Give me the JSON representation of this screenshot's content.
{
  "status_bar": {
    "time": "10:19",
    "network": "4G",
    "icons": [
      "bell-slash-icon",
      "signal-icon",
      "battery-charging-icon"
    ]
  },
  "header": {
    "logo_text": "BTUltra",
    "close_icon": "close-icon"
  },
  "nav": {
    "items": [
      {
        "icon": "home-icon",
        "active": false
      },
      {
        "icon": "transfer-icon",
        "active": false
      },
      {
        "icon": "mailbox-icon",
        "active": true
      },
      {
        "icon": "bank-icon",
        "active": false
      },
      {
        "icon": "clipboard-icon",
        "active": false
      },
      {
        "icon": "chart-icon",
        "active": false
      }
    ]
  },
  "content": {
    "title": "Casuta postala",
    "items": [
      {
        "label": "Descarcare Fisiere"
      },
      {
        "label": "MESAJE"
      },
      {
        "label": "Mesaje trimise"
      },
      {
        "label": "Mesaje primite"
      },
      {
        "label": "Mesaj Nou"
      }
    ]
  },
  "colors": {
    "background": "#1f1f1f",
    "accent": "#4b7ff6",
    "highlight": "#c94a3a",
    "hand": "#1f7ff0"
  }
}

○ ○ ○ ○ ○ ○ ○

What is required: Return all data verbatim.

Your response:
Give me the JSON representation of this screenshot's content.
{
  "status_bar": {
    "time": "10:19",
    "network": "4G",
    "icons": [
      "bell-slash-icon",
      "signal-icon",
      "battery-charging-icon"
    ]
  },
  "header": {
    "logo_text": "BTUltra",
    "close_icon": "close-icon"
  },
  "nav": {
    "items": [
      {
        "icon": "home-icon",
        "active": false
      },
      {
        "icon": "transfer-icon",
        "active": false
      },
      {
        "icon": "mailbox-icon",
        "active": true
      },
      {
        "icon": "bank-icon",
        "active": false
      },
      {
        "icon": "clipboard-icon",
        "active": false
      },
      {
        "icon": "chart-icon",
        "active": false
      }
    ]
  },
  "content": {
    "title": "Casuta postala",
    "items": [
      {
        "label": "Descarcare Fisiere"
      },
      {
        "label": "MESAJE"
      },
      {
        "label": "Mesaje trimise"
      },
      {
        "label": "Mesaje primite"
      },
      {
        "label": "Mesaj Nou"
      }
    ]
  },
  "colors": {
    "background": "#1f1f1f",
    "accent": "#4b7ff6",
    "highlight": "#c94a3a",
    "hand": "#1f7ff0"
  }
}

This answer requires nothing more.